(Stored items)
▼

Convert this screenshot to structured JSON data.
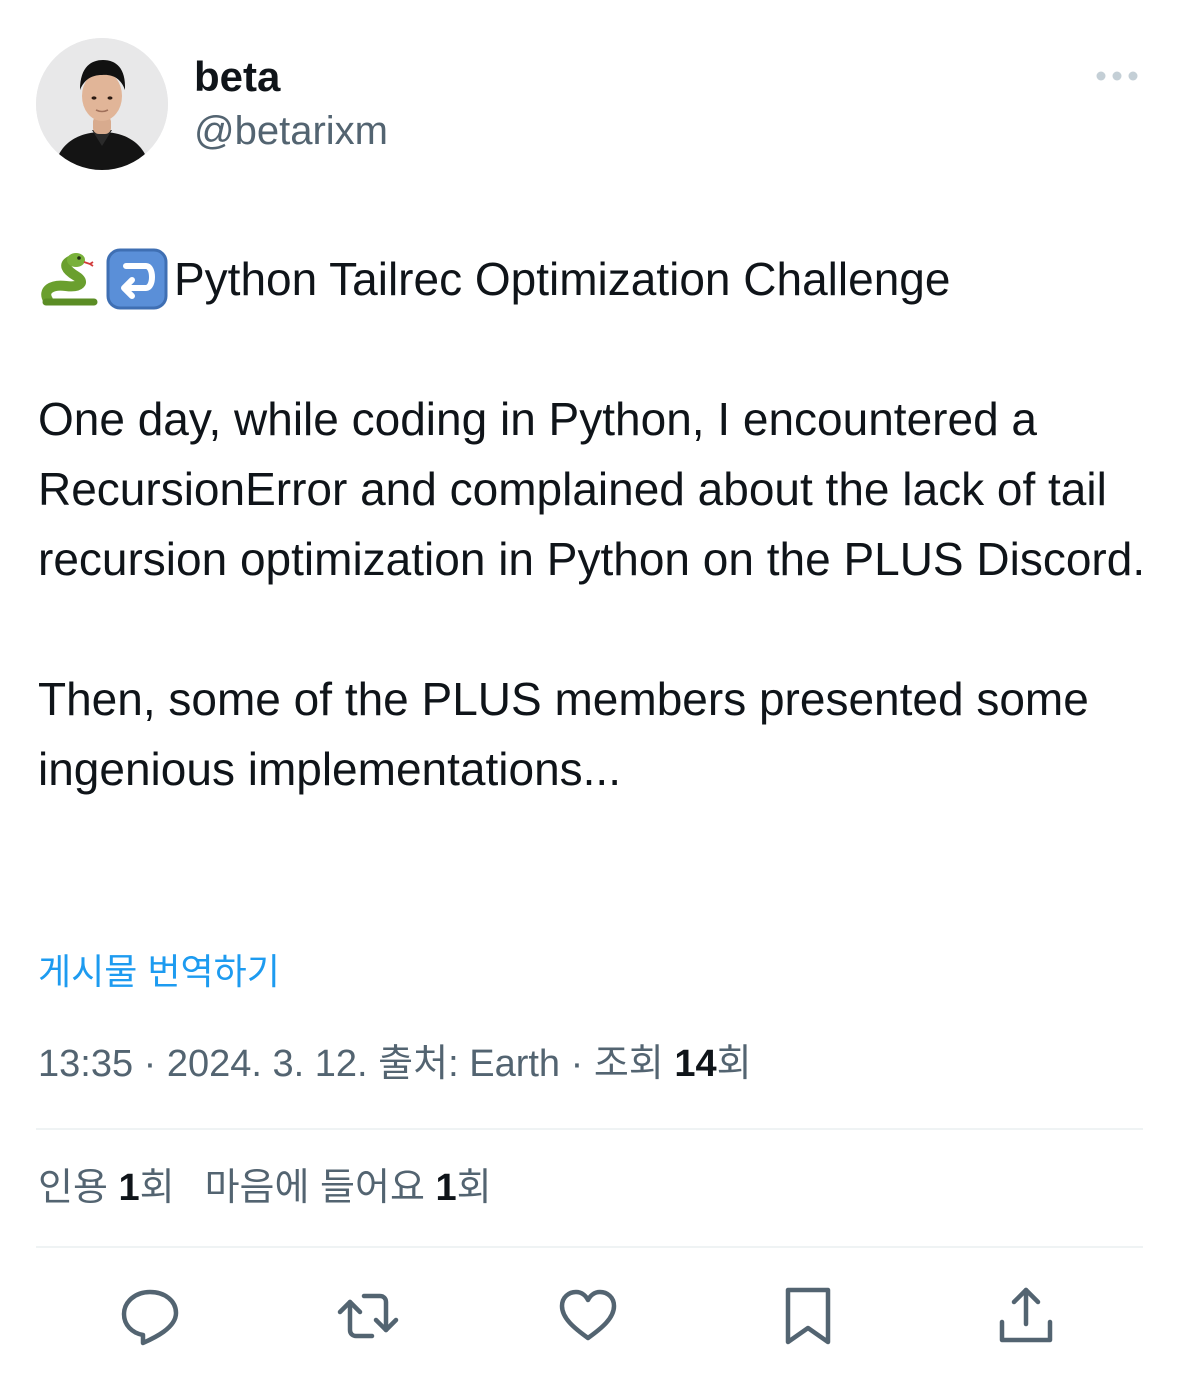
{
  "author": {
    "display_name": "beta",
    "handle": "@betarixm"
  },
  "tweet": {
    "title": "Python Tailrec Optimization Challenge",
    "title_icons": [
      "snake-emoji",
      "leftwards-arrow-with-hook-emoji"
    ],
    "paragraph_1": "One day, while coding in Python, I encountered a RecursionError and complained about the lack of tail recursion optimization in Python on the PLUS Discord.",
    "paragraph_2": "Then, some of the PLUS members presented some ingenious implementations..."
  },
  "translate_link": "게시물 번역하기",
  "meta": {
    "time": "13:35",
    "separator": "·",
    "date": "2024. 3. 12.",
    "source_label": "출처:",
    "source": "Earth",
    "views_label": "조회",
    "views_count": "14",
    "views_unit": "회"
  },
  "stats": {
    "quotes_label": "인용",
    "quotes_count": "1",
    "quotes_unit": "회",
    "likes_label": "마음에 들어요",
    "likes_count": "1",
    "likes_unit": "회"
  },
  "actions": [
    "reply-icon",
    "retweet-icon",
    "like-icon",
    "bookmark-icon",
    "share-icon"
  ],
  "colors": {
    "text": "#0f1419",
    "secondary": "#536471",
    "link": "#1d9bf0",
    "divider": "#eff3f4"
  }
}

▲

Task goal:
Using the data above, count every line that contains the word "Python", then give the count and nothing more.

Expected output:
2